Spirent’s Exclusive Role in SD-WAN Certifications
Leveraging extensive experience contributing to standards bodies, Spirent collaborates with the MEF Test and Certification Committee to develop the SD-WAN Certification Test Requirements standard as well as standards for emerging projects. Spirent has emerged as a neutral, SD-WAN exclusive authority for testing and certification throughout the MEF community.
Spirent’s Certification as a Service (CaaS) solution provides neutral validation and industry-recognized certification with standards bodies such as MEF, 3GPP and OPNFV. Spirent collaborates with the standards bodies employing our state-of-the-art Lab as a Service (LaaS) and Test as a Service (TaaS) capabilities – from Lab to Live – to deliver trusted and industry-recognized certifications. We leverage our experience working with the most important network vendors, CSPs, and MSPs, delivering broad SD-WAN testing, validation, and assurance capabilities. Our methodology spans the entire lifecycle, while traversing the stack from the Underlay (Infrastructure) through the Virtualization and Service layers, to the Overlay (Application layer).
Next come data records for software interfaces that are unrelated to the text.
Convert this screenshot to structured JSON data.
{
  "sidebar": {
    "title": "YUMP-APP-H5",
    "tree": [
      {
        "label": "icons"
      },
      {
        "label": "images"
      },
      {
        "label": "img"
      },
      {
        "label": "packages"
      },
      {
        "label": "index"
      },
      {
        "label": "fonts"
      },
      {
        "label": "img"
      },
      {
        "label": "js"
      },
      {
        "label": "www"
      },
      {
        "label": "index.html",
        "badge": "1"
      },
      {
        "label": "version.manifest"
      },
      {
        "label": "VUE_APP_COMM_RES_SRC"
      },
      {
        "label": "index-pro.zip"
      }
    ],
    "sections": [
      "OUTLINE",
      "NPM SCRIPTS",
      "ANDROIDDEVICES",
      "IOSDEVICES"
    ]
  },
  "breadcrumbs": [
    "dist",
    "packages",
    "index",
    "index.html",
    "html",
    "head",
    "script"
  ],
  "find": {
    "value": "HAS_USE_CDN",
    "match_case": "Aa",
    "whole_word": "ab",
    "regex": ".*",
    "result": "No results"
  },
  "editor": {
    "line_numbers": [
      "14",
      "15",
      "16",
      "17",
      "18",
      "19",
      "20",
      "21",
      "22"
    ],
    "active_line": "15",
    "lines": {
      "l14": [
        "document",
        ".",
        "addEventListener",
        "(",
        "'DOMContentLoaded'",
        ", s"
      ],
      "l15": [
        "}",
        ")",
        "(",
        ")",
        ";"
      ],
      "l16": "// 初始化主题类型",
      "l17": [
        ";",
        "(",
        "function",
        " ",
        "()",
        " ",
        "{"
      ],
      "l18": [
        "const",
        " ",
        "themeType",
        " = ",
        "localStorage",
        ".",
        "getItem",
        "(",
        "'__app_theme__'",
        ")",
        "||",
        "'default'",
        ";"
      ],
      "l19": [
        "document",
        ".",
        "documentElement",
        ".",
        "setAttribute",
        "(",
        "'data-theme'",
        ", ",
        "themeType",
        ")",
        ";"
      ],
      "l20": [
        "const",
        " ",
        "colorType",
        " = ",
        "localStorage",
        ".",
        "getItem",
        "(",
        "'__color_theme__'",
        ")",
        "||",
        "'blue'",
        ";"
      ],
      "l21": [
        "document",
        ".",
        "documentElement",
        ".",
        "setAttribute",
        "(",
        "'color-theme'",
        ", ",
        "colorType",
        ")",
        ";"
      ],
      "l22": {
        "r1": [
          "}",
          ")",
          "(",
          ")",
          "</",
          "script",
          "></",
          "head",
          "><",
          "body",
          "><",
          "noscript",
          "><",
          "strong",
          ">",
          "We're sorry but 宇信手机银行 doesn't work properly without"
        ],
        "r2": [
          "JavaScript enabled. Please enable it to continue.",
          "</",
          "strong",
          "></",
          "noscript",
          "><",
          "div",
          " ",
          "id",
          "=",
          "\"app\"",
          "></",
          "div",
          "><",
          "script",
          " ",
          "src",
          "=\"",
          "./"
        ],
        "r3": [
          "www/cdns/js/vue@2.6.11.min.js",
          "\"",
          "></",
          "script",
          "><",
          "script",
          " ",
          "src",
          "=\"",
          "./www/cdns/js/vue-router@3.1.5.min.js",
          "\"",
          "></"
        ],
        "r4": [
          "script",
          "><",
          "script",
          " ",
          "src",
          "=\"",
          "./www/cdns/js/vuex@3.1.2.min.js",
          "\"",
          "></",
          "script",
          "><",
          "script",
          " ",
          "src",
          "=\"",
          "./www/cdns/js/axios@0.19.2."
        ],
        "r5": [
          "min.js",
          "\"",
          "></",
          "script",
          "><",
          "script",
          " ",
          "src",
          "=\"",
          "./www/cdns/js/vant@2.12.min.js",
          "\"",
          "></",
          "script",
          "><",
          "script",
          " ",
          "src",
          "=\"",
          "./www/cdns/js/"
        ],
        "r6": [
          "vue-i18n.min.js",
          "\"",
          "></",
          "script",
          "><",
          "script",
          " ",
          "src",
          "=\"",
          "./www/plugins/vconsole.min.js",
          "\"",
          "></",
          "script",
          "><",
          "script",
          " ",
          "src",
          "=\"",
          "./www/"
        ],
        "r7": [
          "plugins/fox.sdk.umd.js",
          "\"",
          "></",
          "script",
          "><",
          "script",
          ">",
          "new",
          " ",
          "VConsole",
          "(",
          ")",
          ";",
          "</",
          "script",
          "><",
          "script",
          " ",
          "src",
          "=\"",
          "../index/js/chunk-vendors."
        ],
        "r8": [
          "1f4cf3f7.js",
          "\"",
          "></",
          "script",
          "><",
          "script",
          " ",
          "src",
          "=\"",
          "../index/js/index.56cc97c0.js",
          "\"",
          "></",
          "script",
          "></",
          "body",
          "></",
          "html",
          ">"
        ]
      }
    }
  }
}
Beyond SD-WAN validation requirements, when customers don’t have the expertise, time or resources to perform testing and assurance functions internally, Spirent offers a